So prompted, I’m working through an idea. I personally believe that workplace culture and process work together to fix problems. So I’d like to suggest creation of a directorial role. Director of inclusive practice; on the executive management team, with power in a range of specific areas and a wider power as part of the ‘top table’ influencing all decisions. What I am suggesting, I suppose, is how to flex an existing set of systems in the service of inclusivity – so that there is a structural powers as well as specific roles within the organisation. True authority inside the system, not on the edge. When inclusivity is ‘just normal business’ we’ll make real progress. And this means existing models need to change.
What would this new role do? First within HR activities: inclusivity in all position descriptions and selection criteria. Personal involvement in recruitment assessment for managerial appointments – is this candidate actively inclusive? Aware of their privilege and using it for good? And are we valuing lived experience and broad perspectives proportionally to formal qualifications and work history? Once people are in the job, setting specific outcomes for managers’ performance plans and training needs; so that progression pay etc is dependent on actively doing good stuff. Which means that other tasks might be actively de-prioritised. Perhaps it’s more important that I learn about indigenous perspectives on exhibition-making than that I develop a new maintenance management system, this year?
Secondly, planning. Make resources flow where they’re needed. Ensure proposals have fully described and funded mechanisms for addressing inclusivity. And I don’t just mean curatorial projects; all activities. For example, perhaps asking why the building maintenance has prioritised a carpet replacement over building a prayer room. Ensure that each project plan has a way to ensure engagement and approvals from multiple perspectives. Perhaps my idea for a new exhibition is less important than improving diverse representation in this existing exhibition?

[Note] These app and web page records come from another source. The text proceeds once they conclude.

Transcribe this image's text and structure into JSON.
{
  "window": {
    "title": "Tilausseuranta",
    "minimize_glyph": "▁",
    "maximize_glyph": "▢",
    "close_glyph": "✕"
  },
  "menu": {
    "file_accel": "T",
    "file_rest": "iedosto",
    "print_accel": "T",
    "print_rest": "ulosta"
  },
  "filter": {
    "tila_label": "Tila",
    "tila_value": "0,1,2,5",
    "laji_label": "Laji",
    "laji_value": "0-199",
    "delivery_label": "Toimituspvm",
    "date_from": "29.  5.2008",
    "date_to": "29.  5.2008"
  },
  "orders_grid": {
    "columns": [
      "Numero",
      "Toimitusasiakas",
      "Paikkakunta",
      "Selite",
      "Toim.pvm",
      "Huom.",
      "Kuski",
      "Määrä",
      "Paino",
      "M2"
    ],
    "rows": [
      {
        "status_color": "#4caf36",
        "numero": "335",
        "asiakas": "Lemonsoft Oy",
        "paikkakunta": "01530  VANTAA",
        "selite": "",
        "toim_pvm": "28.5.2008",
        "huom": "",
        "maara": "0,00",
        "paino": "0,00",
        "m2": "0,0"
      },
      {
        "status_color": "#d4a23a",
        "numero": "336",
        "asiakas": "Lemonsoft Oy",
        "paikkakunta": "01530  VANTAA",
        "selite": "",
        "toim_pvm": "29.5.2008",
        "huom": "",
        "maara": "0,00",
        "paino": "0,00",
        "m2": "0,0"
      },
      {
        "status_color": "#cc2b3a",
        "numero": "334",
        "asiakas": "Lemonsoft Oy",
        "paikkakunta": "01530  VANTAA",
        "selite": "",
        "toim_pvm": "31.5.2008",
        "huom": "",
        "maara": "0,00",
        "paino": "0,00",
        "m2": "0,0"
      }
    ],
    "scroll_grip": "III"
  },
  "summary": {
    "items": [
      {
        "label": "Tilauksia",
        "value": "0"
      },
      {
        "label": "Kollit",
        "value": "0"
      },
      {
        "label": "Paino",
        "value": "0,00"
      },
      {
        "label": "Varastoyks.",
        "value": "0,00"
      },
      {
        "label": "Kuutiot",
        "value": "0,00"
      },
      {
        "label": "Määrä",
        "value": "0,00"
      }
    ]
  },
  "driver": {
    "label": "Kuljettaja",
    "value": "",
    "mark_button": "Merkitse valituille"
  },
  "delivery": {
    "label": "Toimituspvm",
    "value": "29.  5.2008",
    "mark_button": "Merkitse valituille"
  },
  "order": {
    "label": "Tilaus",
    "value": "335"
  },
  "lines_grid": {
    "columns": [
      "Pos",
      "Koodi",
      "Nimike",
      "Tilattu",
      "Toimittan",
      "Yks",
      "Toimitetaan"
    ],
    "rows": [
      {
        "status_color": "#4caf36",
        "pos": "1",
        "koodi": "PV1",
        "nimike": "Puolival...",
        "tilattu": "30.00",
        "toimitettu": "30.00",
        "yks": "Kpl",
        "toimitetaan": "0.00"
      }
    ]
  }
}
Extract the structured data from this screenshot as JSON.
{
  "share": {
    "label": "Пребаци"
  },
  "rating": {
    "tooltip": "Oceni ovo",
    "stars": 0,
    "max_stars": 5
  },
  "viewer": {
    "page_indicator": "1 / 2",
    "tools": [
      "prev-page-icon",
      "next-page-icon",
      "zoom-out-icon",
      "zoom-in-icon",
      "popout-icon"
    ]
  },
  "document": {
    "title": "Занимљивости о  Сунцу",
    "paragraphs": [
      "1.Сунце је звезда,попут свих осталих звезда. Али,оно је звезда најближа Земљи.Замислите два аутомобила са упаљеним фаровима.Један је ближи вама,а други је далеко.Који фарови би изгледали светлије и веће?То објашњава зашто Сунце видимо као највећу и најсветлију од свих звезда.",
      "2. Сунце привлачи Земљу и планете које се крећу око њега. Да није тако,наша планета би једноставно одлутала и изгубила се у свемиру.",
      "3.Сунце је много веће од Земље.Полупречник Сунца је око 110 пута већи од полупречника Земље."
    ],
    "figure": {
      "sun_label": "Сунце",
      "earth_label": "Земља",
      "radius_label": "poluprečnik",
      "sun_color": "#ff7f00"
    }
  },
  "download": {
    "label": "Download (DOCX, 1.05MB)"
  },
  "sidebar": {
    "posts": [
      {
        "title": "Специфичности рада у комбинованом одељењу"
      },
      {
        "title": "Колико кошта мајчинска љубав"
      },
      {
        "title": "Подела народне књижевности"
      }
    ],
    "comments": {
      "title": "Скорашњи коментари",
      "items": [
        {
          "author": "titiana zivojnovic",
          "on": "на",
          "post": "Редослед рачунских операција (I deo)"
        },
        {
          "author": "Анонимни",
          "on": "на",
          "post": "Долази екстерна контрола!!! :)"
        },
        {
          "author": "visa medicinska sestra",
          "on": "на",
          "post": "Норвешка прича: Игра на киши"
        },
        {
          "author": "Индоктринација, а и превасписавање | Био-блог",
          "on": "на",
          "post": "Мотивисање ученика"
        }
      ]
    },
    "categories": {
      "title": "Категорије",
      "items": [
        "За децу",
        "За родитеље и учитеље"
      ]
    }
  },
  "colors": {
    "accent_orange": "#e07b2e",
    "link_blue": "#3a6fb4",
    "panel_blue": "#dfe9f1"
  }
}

Thirdly, reporting. Reporting to a Board (or the same board as the org, don’t know) on how we are travelling. Take accountability. Engage with the responsible minister/s for diversity – not just through the arts department that grants funding to the museum. Create formal structures for accountability on these issues rather than just celebrating when something goes well. Let there be consequences for managers who do not deliver on the goals that have been set. Just the same as, say, going over budget.
And then, as part of the executive, be part of the usual governance structures of signing off projects, renewing policies, ensuring technical compliances and so on. And so, diverse perspectives begin to shape the overall work culture – ‘how things are done here’ – beyond issues that are obviously labelled as ‘about’ inclusivity.
I may have just repeated ideas that are already out there, and my inputs aren’t diverse enough for me to know that. In which case I’m sorry, I don’t want to appropriate or speak over anyone. I want to be serving a wide community, not the narrow one in which I was born, raised and trained, and so I hope speaking up is in some way helpful.